Amazon Prime Video has set a January premiere date for its previously-announced five-part docuseries Ted Bundy: Falling for a Killer from Amazon Studios and Blue Ant Studios-owned Saloon Media.
The series seeks to uncover the ways in which Bundy’s hatred of women collided with the culture wars and feminist movement of the 1970s.
After more than 20 years of silence, Bundy’s long-term girlfriend Elizabeth Kendall and her daughter, Molly, share their experiences along with a “chorus of female voices,” including survivors of Bundy’s attacks.
The docuseries, written and directed by Trish Wood for Saloon Media, reframes Bundy’s story through a gender-focused lens.
“Elizabeth’s decision to step out of the shadows was a bold move and once she was in, we also began talking about her republishing her book with new and updated material. When Molly decided to come forward it just added even more credibility to the series. She has an intense and heartbreaking story of her own and she tells it with enormous dignity and grace,” Wood tells Realscreen. “Elizabeth and Molly are the spine of the series but it broadens out to include many other women with important stories at various places in the concentric circles that stretch out from the murders.”
Ted Bundy: Falling for a Killer premieres Jan. 31 on Amazon Prime Video.
Realscreen caught up with Wood (pictured below, right) and Michael Kot (left), managing director of Saloon Media and executive producer of the series, to chat about the Ted Bundy: Falling for a Killer ahead of its premiere.
This interview has been edited for brevity and clarity.
What was the genesis of the series, and what prompted Elizabeth to work on the documentary?
Trish Wood: We wanted very much to tell this story through the lens of gender. Why has the story almost always been told by men?
Beyond all the other descriptions of him, Bundy was first and foremost a woman-hater, an extreme misogynist who debased and then obliterated women.
Pulling the lens back to expose the culture and the times was also key. His killing rampage took off right at the moment in the mid 1970s when women were gaining power and traction… To really understand a crime, like the OJ: Made in America series and film showed us, you need to know its cultural underpinnings. In that story, it was race in America and in ours, it is the gender wars.
Elizabeth had been living under the radar, declining all interviews for nearly 40 years and was the ultimate true crime interview. She has always said no to the people who find her. We got her number from a talented producer we were working with. When she finally called me, it was pretty exciting… I was shocked when I first met her and she showed me her photo album. Many, many photos of Elizabeth, Ted and Molly in what looked like an authentic love story. It was like a punch in the gut. They took dozens of photos that might not have seen the light of day if she hadn’t agreed to step forward.

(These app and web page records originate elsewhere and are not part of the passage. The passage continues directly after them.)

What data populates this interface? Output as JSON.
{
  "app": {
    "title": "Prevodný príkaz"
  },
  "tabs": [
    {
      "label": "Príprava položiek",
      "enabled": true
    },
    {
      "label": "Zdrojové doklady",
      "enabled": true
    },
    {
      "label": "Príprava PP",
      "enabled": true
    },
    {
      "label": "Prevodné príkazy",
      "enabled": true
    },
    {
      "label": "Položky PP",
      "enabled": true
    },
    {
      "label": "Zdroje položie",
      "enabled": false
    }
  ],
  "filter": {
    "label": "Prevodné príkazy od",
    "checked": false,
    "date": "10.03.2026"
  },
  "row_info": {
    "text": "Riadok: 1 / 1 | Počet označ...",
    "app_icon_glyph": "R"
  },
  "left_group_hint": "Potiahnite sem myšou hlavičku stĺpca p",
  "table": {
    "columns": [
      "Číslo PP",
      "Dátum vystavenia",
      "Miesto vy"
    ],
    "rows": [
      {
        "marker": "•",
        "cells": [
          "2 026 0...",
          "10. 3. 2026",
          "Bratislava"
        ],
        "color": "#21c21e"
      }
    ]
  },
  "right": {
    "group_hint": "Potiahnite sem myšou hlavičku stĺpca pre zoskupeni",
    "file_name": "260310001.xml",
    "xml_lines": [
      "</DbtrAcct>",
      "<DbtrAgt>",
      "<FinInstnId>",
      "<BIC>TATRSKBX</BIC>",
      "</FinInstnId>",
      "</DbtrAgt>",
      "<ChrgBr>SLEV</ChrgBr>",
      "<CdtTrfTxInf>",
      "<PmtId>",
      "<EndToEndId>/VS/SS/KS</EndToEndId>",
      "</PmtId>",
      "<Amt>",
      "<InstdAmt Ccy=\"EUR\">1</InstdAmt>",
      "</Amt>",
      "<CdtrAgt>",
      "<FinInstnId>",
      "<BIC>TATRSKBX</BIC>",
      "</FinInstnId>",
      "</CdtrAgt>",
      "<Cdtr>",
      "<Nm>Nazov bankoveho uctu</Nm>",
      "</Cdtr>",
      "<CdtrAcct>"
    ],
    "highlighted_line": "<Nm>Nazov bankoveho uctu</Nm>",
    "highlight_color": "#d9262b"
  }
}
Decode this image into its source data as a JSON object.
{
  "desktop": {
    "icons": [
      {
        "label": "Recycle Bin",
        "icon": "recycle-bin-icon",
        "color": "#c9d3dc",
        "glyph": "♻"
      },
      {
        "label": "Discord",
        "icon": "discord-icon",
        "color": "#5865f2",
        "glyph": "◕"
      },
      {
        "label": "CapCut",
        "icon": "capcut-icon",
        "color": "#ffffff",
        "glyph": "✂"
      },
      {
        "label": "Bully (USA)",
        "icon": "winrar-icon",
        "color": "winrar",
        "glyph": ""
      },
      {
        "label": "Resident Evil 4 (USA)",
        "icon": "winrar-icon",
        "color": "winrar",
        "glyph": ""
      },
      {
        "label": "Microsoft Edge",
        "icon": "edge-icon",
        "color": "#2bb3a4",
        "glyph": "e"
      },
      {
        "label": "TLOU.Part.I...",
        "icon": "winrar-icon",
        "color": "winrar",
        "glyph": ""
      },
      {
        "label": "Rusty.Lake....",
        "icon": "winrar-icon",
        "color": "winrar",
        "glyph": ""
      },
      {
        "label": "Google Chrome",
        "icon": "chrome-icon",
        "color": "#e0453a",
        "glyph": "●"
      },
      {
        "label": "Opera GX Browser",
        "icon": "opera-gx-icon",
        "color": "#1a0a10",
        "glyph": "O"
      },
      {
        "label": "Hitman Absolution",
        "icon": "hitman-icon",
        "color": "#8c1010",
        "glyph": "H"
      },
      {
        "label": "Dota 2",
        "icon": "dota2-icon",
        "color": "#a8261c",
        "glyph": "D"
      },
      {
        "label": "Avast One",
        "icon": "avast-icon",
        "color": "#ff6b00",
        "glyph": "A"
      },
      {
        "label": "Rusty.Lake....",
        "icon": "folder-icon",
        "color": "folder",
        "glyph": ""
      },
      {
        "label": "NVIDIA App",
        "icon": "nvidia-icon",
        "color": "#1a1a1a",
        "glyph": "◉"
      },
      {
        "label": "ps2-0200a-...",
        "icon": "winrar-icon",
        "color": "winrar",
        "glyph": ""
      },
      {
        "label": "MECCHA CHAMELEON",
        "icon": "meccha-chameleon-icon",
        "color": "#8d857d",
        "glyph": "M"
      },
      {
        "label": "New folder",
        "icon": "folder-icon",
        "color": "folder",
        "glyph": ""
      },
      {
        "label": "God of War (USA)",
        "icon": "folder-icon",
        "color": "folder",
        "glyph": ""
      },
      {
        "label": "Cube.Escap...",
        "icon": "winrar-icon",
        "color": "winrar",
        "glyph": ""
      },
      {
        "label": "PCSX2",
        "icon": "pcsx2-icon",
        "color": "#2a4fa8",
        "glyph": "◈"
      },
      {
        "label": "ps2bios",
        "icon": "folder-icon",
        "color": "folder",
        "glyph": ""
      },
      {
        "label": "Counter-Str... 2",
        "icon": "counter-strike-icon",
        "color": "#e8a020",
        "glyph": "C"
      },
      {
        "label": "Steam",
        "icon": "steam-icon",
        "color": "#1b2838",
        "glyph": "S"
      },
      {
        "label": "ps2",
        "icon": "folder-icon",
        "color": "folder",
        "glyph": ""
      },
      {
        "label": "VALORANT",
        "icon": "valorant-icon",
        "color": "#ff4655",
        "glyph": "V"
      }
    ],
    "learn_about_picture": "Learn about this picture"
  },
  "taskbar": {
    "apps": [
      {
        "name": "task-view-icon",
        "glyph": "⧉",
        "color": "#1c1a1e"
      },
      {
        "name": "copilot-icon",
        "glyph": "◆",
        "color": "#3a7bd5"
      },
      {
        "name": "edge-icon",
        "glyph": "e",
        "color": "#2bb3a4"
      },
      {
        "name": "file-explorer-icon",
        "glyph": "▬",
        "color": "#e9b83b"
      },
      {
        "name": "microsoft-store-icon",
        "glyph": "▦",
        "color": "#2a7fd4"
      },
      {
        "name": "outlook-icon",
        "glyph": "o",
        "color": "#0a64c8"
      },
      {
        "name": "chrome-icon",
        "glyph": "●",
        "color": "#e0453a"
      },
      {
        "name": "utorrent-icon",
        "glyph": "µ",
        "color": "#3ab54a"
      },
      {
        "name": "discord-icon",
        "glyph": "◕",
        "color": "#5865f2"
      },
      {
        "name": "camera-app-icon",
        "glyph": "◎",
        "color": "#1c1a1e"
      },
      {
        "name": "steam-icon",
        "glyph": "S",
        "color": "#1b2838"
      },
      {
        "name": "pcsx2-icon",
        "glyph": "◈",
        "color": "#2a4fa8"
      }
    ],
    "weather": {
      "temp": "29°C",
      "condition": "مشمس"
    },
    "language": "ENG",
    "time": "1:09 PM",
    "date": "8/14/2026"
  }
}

What were some of the production challenges crews encountered?
TW: We wanted this to be the purest form of storytelling, meaning without any visual artifice. This posed challenges but ended up being one of our greatest strengths. We leaned into the idea of focusing as much as possible on still photos and home movies from the time and our team spent months on the hunt. Every time a new batch came in we would run to see what we had.
How did the production team work to tell survivors’ stories respectfully and compassionately?
TW: Many of the key female voices in the series were not literally survivors of Bundy but rather women who encountered him in other ways and had their lives changed.
The interviews come down to empathy and asking questions that might make the subject think about her experience in a new way. Most people want to tell their stories and are comfortable with being asked difficult questions in the right context. The field team were people who’d had experience with stories like this and were hugely kind and respectful.
How does the series fit into Saloon Media’s slate?
Michael Kot: Our focus is on premium programs with international appeal. But beyond that, we look for stories relevant to the world we live in and inform the world we want to live in. We do a lot of history and crime programming and spend a great deal of time in research and the Bundy case was always on our radar. The integrity of the research and journalism opens access to amazing people and places.
How does the series provide new insight into Ted Bundy?
TW: The goal was actually the opposite. It was to invert the current Bundy narrative. Everyone knows him but few people can name a single victim. We wanted to offer insight into the culture and the times that produced Ted Bundy… Why has the story always been about him and not about the women affected either directly or generationally?
Anything else you’d like to add?
TW: As a woman of a certain age, I’m grateful to Saloon Media, Blue Ant Media and Amazon for embracing a project about a woman over the age of 60. It is almost unheard of.
Women our age tend to be somewhat rare in documentaries, both behind and in front of the lens, so props to the producers… This was a great experience and the executives were super supportive and hugely aware we were all onto something really special — not despite the age of the subjects – but because of it.